Livengood says supporters of Sunday sales "want to treat it like milk and cookies."

Of course, supermarkets and mini-mart chains would provide traditional liquor stores with unwelcome competition. Such companies operate on a scale large enough that they could quickly take away business from the predominantly family-owned concerns that Livengood's organization represents. Livengood cites a study estimating that expanded alcohol sales would immediately help bigger retailers and drive up to 25 percent of Indiana's package stores out of business, in part because they can't afford the higher operating costs of opening on Sundays.

"If one liquor store opens on Sunday, they all have to open just to maintain their market share," says University of Maryland economist Peter Morici. Grocery and convenience stores are likely to gain market share, he says, "because they are already open on Sundays and don't bear any additional costs."

Big Fiscal Benefits To Ending Bans

The first blue laws date to Colonial times and were motivated by religious objections. After the 21st Amendment repealed Prohibition in 1933, many states enacted or strengthened their existing bans on Sunday alcohol sales. Those restrictions have largely remained in place, particularly in the Bible Belt, until recently.
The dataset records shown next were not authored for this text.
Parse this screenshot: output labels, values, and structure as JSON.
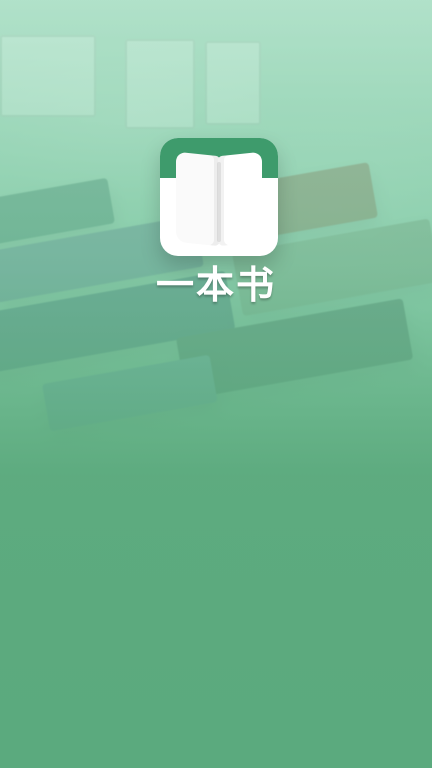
{
  "app": {
    "name": "一本书"
  },
  "colors": {
    "theme_green": "#5BAA7E",
    "icon_green": "#3E9B6C"
  },
  "icons": {
    "app_icon": "book-icon"
  }
}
In Texas, for instance, roughly 353 of 460 counties and cities have voted to repeal "dry" ordinances since 2004, according to the Distilled Spirits Council. A November voter referendum that passed in Dallas is undergoing a court challenge. Several cities in Mississippi have gone "wet." And in Georgia, new Gov. Nathan Deal has pledged his support for repeal.

The trade group Distilled Spirits Council of the United States, which has led the repeal effort nationwide, cites a report showing that each state that approved Sunday sales between 2002 and 2008 experienced at least a 5 percent increase in annual tax revenue.
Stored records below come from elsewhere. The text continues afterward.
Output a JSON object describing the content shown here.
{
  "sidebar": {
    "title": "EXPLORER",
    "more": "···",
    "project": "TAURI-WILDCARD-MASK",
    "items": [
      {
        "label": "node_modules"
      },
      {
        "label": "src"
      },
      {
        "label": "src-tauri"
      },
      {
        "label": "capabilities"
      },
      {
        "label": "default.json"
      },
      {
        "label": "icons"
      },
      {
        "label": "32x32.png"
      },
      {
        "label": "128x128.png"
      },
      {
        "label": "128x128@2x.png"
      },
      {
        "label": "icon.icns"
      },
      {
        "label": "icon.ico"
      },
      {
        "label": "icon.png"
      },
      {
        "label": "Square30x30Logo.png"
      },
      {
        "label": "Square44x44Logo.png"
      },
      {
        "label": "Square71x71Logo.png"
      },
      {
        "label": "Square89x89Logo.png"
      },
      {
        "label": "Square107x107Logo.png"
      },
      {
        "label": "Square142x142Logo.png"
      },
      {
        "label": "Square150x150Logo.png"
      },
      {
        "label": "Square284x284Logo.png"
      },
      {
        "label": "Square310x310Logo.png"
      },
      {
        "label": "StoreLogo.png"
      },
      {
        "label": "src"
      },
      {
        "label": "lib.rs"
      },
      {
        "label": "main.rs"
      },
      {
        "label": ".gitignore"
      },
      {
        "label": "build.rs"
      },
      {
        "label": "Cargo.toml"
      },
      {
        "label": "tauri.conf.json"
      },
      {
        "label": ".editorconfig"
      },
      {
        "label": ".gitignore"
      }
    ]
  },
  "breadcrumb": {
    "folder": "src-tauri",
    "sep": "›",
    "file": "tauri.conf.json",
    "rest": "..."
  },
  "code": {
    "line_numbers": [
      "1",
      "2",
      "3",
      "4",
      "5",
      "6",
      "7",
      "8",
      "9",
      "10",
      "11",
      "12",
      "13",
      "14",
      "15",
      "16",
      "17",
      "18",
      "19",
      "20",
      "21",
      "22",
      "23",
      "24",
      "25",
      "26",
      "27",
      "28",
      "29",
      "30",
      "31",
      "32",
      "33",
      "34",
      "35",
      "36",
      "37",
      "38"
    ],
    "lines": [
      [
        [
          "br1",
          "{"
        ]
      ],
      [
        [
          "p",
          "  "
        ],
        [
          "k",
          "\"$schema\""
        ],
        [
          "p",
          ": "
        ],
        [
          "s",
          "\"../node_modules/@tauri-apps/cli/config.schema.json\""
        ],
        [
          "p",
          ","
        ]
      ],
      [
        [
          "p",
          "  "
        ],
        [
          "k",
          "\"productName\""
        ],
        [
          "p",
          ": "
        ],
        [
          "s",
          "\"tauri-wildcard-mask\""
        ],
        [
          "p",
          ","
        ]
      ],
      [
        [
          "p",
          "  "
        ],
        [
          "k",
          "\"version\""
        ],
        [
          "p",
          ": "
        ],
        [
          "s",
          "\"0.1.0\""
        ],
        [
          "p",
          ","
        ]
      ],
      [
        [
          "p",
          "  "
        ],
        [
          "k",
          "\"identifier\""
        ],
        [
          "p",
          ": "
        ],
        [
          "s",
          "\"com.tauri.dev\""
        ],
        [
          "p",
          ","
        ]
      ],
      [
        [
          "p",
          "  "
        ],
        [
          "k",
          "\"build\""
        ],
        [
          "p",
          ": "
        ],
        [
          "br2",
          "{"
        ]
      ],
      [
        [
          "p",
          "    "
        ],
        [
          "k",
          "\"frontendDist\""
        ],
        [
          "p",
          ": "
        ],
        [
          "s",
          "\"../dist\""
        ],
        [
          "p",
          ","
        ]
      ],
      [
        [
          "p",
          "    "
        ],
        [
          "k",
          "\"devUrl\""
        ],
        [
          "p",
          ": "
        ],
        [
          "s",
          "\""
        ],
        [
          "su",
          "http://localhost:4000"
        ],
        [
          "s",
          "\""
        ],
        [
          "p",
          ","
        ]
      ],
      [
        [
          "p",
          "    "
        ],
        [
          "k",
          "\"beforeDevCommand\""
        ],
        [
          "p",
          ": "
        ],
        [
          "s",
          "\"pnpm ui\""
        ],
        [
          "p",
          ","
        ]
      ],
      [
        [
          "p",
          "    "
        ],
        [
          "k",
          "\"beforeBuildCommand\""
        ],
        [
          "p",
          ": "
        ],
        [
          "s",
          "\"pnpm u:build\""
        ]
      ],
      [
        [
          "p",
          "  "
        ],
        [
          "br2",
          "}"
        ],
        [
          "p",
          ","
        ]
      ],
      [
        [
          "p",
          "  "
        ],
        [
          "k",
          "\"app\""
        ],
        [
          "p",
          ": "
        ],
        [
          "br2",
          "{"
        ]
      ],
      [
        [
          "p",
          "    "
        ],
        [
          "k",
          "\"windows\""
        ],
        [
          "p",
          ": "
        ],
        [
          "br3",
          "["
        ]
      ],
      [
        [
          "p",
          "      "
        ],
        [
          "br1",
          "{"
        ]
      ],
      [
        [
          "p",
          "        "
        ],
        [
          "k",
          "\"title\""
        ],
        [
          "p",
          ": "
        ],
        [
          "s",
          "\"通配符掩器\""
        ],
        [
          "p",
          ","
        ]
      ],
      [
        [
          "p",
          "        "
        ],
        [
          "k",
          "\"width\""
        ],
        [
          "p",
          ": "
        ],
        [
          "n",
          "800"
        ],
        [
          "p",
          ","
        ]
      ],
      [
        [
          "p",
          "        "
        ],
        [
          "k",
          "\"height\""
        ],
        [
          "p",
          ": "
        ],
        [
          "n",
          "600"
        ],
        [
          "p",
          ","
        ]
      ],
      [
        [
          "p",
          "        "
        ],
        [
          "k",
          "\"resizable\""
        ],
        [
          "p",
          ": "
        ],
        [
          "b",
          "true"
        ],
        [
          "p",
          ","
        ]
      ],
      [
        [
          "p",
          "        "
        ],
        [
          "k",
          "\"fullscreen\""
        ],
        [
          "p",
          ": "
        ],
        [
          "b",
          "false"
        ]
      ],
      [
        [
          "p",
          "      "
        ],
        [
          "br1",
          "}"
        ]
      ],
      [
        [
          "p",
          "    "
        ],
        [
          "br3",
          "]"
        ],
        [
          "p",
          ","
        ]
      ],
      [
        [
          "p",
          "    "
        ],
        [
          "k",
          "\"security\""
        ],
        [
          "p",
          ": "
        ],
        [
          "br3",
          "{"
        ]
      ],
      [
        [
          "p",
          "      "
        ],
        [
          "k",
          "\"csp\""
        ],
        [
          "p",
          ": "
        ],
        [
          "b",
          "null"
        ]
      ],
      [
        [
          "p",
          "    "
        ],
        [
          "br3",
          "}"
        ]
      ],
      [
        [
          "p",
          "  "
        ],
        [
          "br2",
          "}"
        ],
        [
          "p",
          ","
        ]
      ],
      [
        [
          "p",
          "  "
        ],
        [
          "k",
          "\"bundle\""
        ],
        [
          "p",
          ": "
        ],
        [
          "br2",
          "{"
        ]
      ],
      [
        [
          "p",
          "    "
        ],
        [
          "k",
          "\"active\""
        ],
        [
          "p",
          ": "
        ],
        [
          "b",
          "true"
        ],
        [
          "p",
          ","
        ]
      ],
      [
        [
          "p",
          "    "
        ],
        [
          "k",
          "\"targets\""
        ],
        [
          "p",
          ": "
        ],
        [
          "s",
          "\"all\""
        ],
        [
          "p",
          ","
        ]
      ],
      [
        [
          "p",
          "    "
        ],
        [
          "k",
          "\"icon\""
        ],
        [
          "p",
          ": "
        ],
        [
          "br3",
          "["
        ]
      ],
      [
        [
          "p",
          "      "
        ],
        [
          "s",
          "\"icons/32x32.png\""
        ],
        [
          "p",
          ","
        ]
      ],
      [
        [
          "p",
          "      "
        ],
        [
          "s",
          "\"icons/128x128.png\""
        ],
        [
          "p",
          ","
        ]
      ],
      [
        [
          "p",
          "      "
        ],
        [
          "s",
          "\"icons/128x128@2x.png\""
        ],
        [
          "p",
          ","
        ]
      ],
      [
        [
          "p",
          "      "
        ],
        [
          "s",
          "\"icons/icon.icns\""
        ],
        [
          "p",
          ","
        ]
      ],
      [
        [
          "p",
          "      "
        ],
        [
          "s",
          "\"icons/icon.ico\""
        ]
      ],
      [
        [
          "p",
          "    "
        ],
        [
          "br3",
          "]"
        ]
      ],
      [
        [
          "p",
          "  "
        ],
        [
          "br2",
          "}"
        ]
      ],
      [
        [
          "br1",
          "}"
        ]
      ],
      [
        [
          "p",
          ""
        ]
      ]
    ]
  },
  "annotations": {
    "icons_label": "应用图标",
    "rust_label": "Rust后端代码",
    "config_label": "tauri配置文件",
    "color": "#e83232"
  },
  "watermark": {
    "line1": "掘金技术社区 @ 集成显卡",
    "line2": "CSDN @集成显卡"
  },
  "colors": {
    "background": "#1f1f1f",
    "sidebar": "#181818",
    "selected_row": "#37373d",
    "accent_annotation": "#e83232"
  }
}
Plenty of states could certainly use the extra money. The Center for Budget and Policy Priorities estimates that 44 states project budget gaps for fiscal 2011 exceeding a total of $125 billion.
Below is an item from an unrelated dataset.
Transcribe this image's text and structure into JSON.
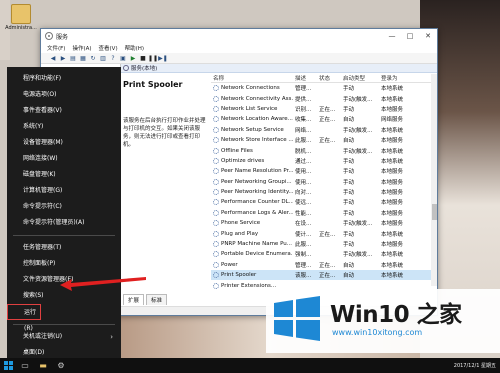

It's no coincidence that the states mulling over Sunday sales legislation are facing huge shortfalls: Texas projects a gap as wide as $27 billion for its upcoming two-year budgeting period; Connecticut estimates a deficit of roughly $3.5 billion; and Indiana — where Republican Gov. Mitch Daniels' record of fiscal discipline has made him a potential presidential contender — is facing a $1 billion budget gap.

Advocates say states with bans also miss out on collecting sales taxes on other consumer spending.

"When people go across state lines to buy a case of beer, they are taking their entire shopping list with them. So we think the losses are probably higher," says Grant Monahan, founder of Hoosiers for Beverage Choices, which is pushing for the law change in Indiana. The proposed legislation, which died in committee last year, also would end liquor stores' exclusive right to sell cold beer.

"This is an issue of customer convenience and price competition in the marketplace. I'm under no illusions. This is a tough battle," Monahan says.

When New York state began its efforts to repeal its blue laws in the early 2000s, Steve Glamuzina, who owns a liquor store in the Buffalo suburb of Williamsville and presided over the Empire Liquor Store Association, opposed the effort.

"I was like, absolutely not. I don't think it was fear of competition; it was based on concerns about losing sales revenue with an extra day of business," says Glamuzina. But his attitude changed once the law was repealed in 2006.

"I was blown away when we opened on Sunday," he says. "It's still the only day of the week when I have a line of people at the door for us to open."

Copyright 2020 NPR. To see more, visit https://www.npr.org.

Corey Dade is a national correspondent for the NPR Digital News team. With more than 15 years of journalism experience, he writes news analysis about federal policy, national politics, social trends, cultural issues and other topics for NPR.org.